Public hearing on Lake Michigan lake whitefish rule set Nov. 20
CLEVELAND, Wis. - The Wisconsin Department of Natural Resources will hold a public hearing on a permanent rule regulating bottom trawling for lake whitefish on Lake Michigan. The hearing is Nov. 20 at 6 p.m. at the Lakeshore Technical College (Lake Michigan room) in Cleveland. Written comments on the rule and its potential impacts will be accepted through Nov. 23 to the address on the hearing notice. For hearing information and additional details on the proposed permanent rules visit the DNR website. Bottom trawling for lake whitefish has occurred since 2015 in an area of Lake Michigan near Two Rivers as part of a cooperative study between the department, Sea Grant and a commercial fishing company. Under this proposed rule, commercial fishers could elect to bottom trawl in this area as an alternative to using nets to fill their pre-existing lake whitefish quotas. "The trawl study was created, designed and implemented to determine the feasibility of using a bottom trawl to harvest lake whitefish in this specific area of Lake Michigan," said DNR Great Lakes fisheries supervisor Brad Eggold. "Statistically sound data and science from the study provided the basis for the development of the rule, which provides for the sustainability of lake whitefish harvests using bottom trawls and protects important game species. This rule will create consistent regulations for all commercial fishers that choose to bottom trawl while minimizing incidental catch of important game fish such as lake trout." This rule would standardize gear, monitoring and reporting requirements for trawling for lake whitefish. Limits on the area open to trawling, number of licenses, trawl dimensions, trawling season, amount of time per trawl drag and the overall whitefish quota will prevent overharvest of lake whitefish and minimize incidental catch. To learn more about Lake Michigan commercial fishing, visit the DNR website and search "Lake Michigan fisheries."

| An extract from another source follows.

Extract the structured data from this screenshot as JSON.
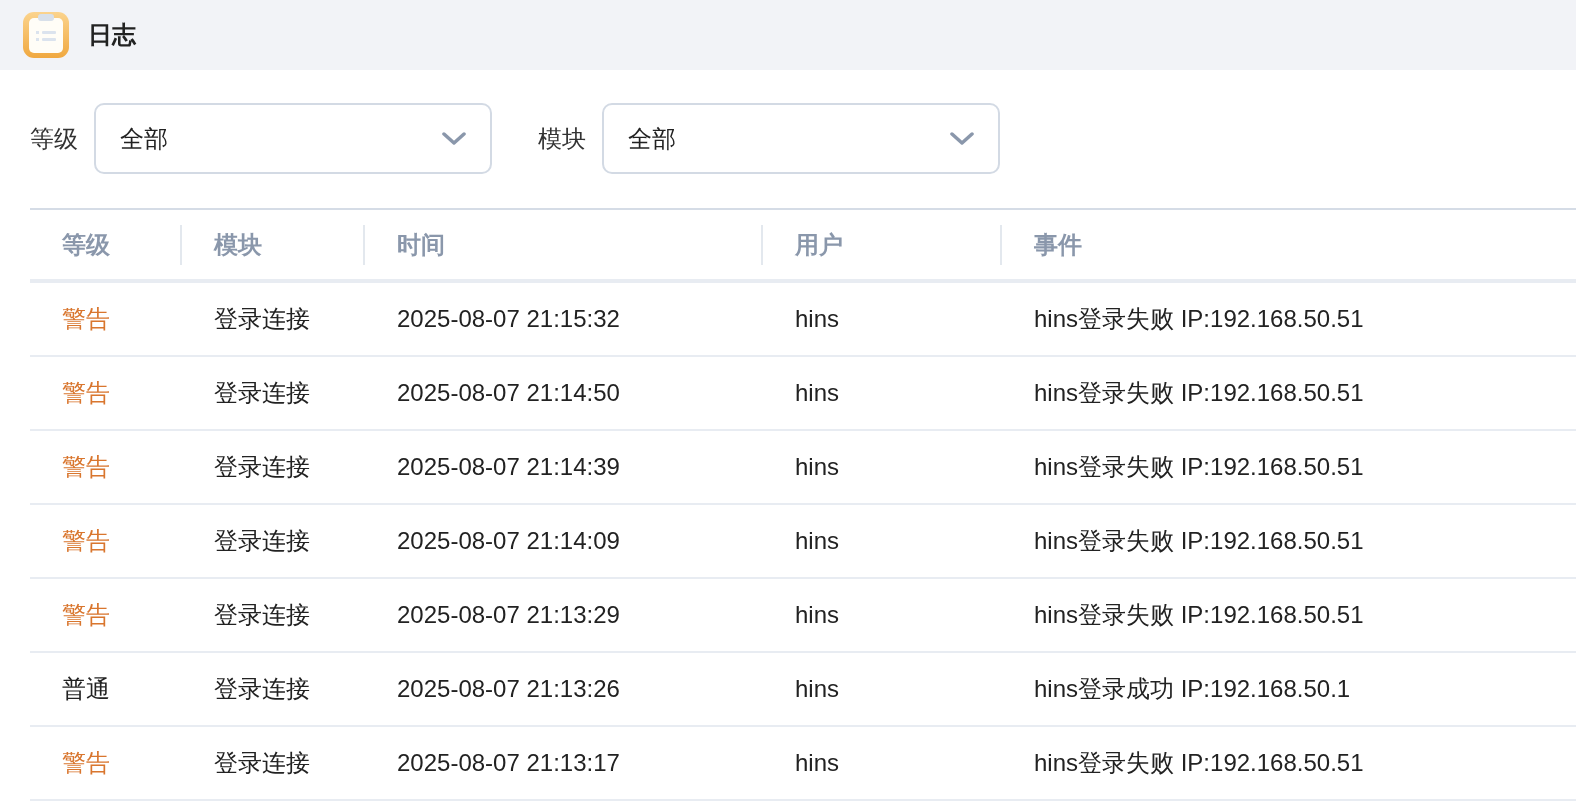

SOURCE: Wisconsin DNR
Fisheries regulation meeting scheduled in St. Paul